"Godzilla" Review
© 1998 Fontaine L.
- spoilers -

"We could be heroes for just one day."

I shoulda seen it coming, knowing that "Godzilla" came from the same people who gave us "Independence Day" -- a movie I actually enjoyed and continue to enjoy during every sitting. "Godzilla" parallels ID4 in many ways, though the former is just a bit more over-the-top and less believable (um yeah, I am comparing space aliens to mutant lizards, so what :p).

The beginning is promising - a grainy documentary-type sequence complete with ominous foreshadowing, innocent lizards glaring at nuclear test explosions. Cute. Next we go swing around the standard circle, getting introduced to the main characters. There's the unlikely hero, Matthew Broderick, whose character Nick Tatopoulos seems like a carbon copy of the innocent and vulnerable protagonist in "Addicted To Love" (charming, but I'd like to see some difference here); his love interest Maria Pitillo (Audrey Timmonds), a no less naive and doe-eyed wannabe TV reporter in New York City (I don't know whether I should attribute her convincing portrayal of the inexperienced and flimsy reporter to good acting or simply similarity in character). We have your prototypical military people rushing around displaying impressive weapons and getting kicked and tossed around, a rival French team lead by Jean Reno (Philippe Roche), and a mayor-advisor duo who were there mainly to poke fun at Siskel & Ebert. The only two performances I really enjoyed were that of Hank Azaria's (Animal) and the nimble Godzilla himself, who dodges sniper bullets, torpedoes, fish traps, and missiles like he does that everyday.
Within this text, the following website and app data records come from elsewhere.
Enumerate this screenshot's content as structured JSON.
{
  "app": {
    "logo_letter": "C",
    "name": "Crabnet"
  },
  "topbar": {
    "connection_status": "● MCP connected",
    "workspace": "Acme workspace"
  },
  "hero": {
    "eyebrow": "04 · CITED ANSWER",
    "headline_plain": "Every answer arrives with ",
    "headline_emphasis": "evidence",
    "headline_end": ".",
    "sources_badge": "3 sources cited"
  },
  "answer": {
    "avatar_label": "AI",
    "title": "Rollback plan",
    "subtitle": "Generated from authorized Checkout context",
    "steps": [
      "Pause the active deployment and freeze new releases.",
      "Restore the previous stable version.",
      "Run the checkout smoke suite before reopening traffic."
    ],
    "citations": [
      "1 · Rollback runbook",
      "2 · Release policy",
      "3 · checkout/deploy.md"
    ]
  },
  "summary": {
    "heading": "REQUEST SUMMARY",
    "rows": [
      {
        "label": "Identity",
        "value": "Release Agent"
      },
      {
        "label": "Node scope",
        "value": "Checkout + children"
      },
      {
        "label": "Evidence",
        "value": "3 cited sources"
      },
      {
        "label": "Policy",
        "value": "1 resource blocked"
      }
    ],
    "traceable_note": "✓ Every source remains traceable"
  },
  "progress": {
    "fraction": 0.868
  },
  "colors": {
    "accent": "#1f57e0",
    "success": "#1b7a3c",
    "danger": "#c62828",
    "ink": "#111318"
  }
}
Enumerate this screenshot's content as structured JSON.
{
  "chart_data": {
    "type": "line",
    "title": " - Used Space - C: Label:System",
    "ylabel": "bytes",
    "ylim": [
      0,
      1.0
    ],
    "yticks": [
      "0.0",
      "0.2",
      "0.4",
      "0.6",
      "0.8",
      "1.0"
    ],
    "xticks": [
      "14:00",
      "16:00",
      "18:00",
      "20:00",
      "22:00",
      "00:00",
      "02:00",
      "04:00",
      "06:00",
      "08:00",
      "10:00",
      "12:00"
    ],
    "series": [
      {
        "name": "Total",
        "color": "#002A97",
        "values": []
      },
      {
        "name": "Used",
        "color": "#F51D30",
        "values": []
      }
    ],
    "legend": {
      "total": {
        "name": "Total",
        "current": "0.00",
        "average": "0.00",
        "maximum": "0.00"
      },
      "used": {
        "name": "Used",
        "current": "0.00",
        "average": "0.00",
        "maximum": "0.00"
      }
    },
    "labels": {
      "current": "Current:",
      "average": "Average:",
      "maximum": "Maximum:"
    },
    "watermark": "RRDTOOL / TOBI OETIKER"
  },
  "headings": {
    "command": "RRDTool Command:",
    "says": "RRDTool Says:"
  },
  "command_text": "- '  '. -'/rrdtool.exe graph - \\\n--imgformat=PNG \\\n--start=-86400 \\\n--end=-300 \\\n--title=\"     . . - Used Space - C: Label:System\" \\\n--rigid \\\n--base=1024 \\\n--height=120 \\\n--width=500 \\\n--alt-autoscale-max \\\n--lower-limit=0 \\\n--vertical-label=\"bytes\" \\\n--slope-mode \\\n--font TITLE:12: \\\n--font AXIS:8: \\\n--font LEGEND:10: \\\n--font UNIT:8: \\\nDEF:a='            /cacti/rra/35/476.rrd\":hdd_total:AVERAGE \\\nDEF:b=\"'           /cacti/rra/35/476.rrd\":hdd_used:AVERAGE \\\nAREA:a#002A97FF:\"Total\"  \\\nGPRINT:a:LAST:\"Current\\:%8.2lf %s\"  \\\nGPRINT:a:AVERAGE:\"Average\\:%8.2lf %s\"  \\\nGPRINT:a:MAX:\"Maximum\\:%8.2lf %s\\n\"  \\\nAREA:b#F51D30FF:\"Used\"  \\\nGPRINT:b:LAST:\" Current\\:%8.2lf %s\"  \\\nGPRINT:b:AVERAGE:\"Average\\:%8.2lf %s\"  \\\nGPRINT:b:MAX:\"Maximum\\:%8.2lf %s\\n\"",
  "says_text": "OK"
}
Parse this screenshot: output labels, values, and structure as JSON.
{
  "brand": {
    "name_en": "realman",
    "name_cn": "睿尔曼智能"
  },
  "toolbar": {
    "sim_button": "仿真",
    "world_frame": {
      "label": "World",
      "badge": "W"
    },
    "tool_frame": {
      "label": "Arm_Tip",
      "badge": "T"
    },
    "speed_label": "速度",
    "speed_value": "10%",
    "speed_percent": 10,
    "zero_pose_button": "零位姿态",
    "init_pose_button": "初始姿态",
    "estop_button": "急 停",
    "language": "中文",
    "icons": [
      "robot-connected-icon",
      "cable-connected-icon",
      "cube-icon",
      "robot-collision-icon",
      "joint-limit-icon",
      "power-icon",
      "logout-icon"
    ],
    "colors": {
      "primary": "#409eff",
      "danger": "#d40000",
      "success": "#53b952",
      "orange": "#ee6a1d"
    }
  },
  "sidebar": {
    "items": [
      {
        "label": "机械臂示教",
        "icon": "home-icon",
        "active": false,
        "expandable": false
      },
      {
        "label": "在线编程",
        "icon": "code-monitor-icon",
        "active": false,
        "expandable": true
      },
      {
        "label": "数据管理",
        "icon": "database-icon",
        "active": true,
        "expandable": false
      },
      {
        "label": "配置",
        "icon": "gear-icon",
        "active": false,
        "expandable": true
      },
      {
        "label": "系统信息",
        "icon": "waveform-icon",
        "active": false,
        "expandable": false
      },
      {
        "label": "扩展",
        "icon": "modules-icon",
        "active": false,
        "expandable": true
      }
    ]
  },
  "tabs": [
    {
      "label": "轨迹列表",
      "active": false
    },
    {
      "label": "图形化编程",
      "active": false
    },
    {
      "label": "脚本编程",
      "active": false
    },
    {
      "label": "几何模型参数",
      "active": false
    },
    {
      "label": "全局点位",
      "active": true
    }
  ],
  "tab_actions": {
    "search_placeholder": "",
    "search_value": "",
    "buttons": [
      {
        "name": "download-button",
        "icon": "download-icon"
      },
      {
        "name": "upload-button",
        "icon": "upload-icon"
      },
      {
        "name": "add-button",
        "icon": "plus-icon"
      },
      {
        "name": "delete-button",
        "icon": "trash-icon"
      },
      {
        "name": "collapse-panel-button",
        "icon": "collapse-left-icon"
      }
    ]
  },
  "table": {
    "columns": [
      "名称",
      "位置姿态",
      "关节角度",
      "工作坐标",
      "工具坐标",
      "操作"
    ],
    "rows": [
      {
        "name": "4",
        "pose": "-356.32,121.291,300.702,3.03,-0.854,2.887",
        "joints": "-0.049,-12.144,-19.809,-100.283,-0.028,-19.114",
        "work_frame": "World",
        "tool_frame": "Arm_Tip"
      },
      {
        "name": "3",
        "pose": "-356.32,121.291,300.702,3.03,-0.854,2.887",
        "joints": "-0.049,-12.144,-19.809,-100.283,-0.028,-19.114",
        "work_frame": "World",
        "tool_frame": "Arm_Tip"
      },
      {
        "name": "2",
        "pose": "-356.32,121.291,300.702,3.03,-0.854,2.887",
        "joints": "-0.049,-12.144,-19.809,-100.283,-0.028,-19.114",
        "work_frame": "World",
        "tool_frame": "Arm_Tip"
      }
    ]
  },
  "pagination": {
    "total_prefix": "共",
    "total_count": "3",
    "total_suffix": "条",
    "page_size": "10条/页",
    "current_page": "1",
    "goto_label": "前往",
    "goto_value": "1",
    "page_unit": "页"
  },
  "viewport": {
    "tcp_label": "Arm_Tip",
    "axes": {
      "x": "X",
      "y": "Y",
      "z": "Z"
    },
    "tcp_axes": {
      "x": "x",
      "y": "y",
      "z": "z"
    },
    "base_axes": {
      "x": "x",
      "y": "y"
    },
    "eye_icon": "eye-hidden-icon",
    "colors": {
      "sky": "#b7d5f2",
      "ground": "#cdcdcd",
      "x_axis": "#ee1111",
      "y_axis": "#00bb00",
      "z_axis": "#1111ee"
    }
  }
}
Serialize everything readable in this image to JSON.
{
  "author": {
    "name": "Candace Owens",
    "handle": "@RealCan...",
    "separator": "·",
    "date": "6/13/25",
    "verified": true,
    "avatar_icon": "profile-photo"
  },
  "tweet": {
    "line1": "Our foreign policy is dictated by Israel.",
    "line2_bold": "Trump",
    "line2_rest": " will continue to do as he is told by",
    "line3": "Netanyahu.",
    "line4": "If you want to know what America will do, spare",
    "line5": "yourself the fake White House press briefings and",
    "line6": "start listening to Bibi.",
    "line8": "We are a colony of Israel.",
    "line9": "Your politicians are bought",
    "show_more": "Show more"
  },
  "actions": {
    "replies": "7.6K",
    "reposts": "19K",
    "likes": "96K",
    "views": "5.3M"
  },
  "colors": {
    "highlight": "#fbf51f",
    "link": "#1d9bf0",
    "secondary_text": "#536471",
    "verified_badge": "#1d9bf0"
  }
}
Characters that are interesting enough.

Of course we are all there to see Godzilla, and the producers tease us around a bit in the beginning by showing bits and pieces of ole Zilla, then having him disappear for half of the movie, directing our attention towards plot development - only the plot doesn't really go anywhere, and at the end we're seeing too much of the same ridiculous Hollywood formula again. A "filler plot" remedied by great special effects. By the last 30 minutes of the movie I got a bit tired seeing Zilla running through the same old New York City streets (yes, the same streets) and Matthew and team running around under Madison Square Garden. The movie does have its thrilling moments - sweeping shots of New York City in its full post-destruction glamour (yup, we've seen it all before in "Independence Day," "Deep Impact," etc etc), not to mention the Godzilla clan, works of arts by themselves. Of course this being Hollywood film-making at its best, we must toss in a few unbelievable jaw-dropping moments, just for fun's sake, because we know it can't happen in real life. The scenes were Zilla grapples with Brooklyn Bridge and gets up close and personal with Broderick are precious, and I mean it. Godzilla, as I mentioned, is the true star of the film (in case you couldn't tell from the title), and I'll admit it is fun watching giant lizards frolic in New York City. Wrap it all up with a let's-all--kiss, all humanity rejoice, ID4 type ending and it's nothing I didn't expect from the beginning. I was actually surprised by the better plot after that other lizard flick, "The Lost World." More "Men In Black" than "Independence Day," "Godzilla" is like an oreo cookie - fun, tasty, not nutritious.

Well, at least we'll always have CGI.

Rating: B- (First viewing: 5/21/98)